Which lines of the data hold the word "icon"? Copy all of them.

■ THE RECORDS:
◆ ◆ ◆ ◆ ◆ ◆ ◆
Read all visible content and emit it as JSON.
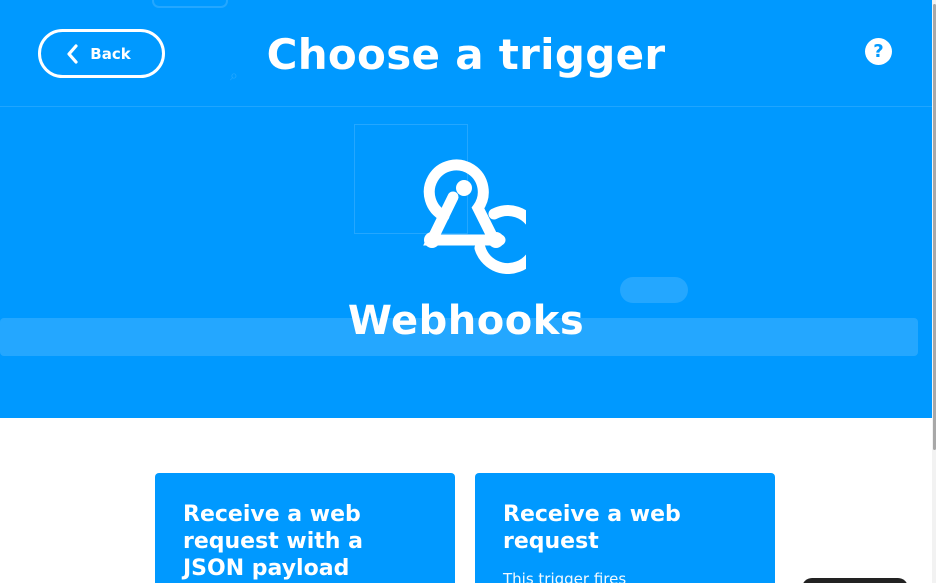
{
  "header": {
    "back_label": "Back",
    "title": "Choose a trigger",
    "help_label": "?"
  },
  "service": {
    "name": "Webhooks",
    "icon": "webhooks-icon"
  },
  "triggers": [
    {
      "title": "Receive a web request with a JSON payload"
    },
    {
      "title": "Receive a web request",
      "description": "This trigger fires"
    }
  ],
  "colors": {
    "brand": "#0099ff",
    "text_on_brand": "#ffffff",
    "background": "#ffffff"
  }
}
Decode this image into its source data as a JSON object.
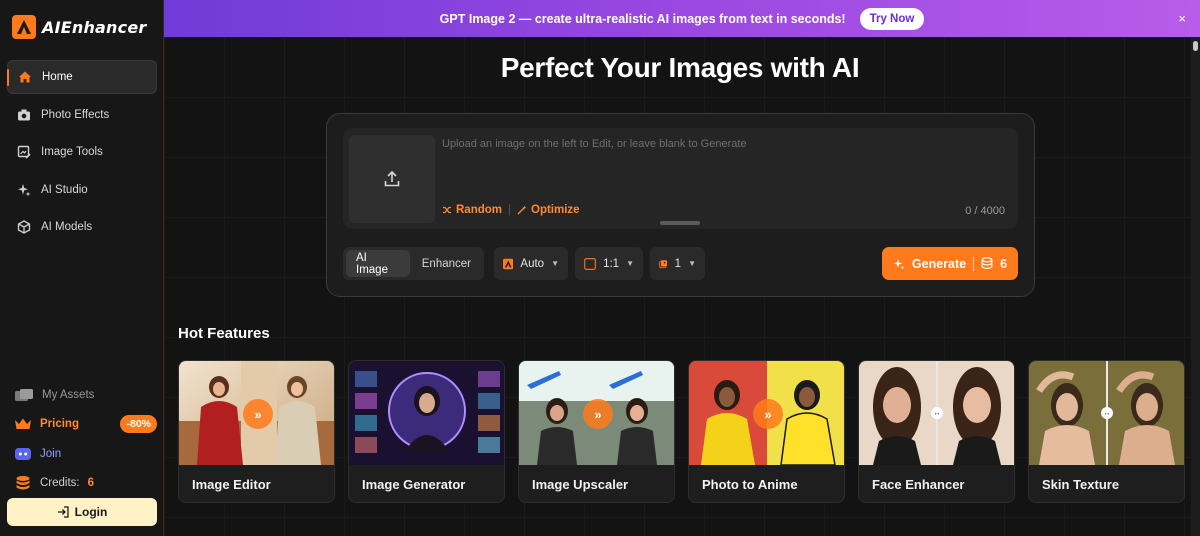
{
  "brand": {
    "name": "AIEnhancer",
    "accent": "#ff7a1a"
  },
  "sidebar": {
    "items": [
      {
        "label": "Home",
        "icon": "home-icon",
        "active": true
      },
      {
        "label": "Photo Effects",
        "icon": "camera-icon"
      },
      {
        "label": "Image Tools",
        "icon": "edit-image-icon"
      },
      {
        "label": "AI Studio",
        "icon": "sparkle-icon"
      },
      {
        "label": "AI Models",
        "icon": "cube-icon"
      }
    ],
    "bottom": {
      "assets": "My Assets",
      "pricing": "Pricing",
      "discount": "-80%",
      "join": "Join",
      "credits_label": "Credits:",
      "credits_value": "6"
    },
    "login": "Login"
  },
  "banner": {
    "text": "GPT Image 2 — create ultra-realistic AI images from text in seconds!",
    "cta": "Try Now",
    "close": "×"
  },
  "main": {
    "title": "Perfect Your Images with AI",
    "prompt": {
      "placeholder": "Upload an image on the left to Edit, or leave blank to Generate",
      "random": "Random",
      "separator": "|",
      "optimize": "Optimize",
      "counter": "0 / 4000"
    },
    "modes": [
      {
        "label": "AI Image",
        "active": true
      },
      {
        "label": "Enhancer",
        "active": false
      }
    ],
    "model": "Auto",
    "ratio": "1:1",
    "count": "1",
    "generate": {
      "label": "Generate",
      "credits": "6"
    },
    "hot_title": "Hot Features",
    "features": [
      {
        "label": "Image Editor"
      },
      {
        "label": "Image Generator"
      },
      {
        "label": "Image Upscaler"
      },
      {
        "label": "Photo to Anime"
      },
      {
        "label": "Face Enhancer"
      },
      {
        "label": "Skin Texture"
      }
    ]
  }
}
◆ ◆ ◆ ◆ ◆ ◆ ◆
■ OUTPUT OF THE EXERCISE:
    "icon": "webhooks-icon"
        "icon": "home-icon",
        "icon": "camera-icon"
        "icon": "edit-image-icon"
        "icon": "sparkle-icon"
        "icon": "cube-icon"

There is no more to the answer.